Lack of available farmland for sale is continuing to push land values higher this year, the mid-year farmland values review by Farm Credit Canada (FCC) said. Over the first six months of 2023, the national average growth rate of farmland was 7.7 per cent.
The highest farmland value increases over the last six months were reported in Saskatchewan at 11.4 per cent and Quebec at 10.6 per cent, the report noted. Ontario and Manitoba saw nearly identical increases, with farmland values in Ontario increasing by 6.9 per cent, and Manitoba by 6.4 per cent. Alberta had a more modest increase of three per cent, while the average price of farmland stayed unchanged in British Columbia. Fewer sales were available in Canada’s Atlantic provinces to fully assess mid-year farmland values.
“Limited land for sale has been driving farmland values higher over the last six months,” J.P. Gervais, FCC’s chief economist, said in a news release on the report. “With higher interest rates, elevated farm input costs and uncertainty regarding future commodity prices, producers are being cautious with their investments and capital expenditures.”
The report noted that farm cash receipts are anticipated to increase 6.6 per cent in 2023. But as farm operations exercise caution in spending, farmland value appreciation is anticipated to slow until the uncertainty over the currenteconomic environment vanishes.
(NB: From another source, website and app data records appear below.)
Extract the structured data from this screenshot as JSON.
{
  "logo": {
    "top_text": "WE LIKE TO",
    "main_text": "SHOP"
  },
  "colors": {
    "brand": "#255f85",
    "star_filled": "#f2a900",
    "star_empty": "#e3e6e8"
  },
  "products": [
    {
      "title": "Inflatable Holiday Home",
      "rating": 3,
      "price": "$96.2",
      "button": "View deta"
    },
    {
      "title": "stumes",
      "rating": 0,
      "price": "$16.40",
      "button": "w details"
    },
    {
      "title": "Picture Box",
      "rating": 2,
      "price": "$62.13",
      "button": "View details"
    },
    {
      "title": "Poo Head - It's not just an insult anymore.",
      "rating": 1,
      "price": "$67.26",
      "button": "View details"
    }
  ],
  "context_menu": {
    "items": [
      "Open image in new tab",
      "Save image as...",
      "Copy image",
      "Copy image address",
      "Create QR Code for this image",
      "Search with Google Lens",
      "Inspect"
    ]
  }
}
“Purchasing farmland is a very strategic decision for producers,” Gervais said. “They need to assess whether they can earn enough from the larger land base they’ve acquired and if not, whether other areas of the operation generate enough income to pay for the land. Monitoring farmland price trends can assist in making the best decisions for individual operations.”